UK research warns of crop shock due to extreme climate events
Scientists at the UK's Met Office have developed a new approach to estimating the impact of extreme climate events on food crops, using multiple climate model simulations run on the new Met Office supercomputer.
The study focuses on maize production across China and the United States, which account for almost 60% of global production and provides staple food for many millions of people.
Using seasonal temperature and rainfall conditions, the probability of adverse growing conditions for maize were the assessed within 1400 climate simulations.
The study found that across many regions, the probability of severe water stress is higher than if estimated solely from observed historical data, and that the current climate is capable of producing adverse conditions not seen in the last 30 years. Therefore, adaptation plans and policies based solely on observed events from the recent past may considerably underestimate the true risk of climate-related maize shocks.
In addition, the probability of adverse conditions across both China and the United States simultaneously, is estimated to be as high as 6% per decade.
Lead author of the paper, Chris Kent said this would be a scenario of multi-breadbasket failure in which impacts would be felt at the global scale.
“This is the first time we have been able to quantify the risk; it hasn’t been observed in the last 30 years, but the indications are that it is possible in the current climate”.
Kirsty Lewis, science manager of the Climate Security Team, said the work addresses an important gap in our understanding of climate variability in global maize production shocks.
“It provides a foundation for evaluating resilience for a range of crops across the global food system, both in the present day and long term under a changing climate, as well as enabling the development of new risk based climate services”.
Met Office scientists are currently working with partners in China to develop this new research into climate services relating to agricultural production and risk management.
The work was carried out under the CSSP China project, supported by the UK Government’s Newton Fund, and has been published in Environmental Research Letters. Future work will explore how climate change might impact maize yields in China and the United States as well as looking at other major crops such as soybean, wheat and rice.

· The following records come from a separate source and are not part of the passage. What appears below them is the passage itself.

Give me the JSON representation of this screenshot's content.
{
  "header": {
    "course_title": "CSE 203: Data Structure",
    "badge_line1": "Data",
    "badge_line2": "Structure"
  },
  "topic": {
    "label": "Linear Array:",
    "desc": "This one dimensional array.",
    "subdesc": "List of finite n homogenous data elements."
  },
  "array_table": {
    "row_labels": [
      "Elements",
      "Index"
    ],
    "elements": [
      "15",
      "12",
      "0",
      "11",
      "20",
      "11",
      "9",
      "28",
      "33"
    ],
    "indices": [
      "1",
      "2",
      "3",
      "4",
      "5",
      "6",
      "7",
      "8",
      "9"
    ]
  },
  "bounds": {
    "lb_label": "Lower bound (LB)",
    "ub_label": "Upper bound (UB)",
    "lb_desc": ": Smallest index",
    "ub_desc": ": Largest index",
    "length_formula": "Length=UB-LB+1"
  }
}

For further information visit the Newton Fund website http://www.newtonfund.ac.uk/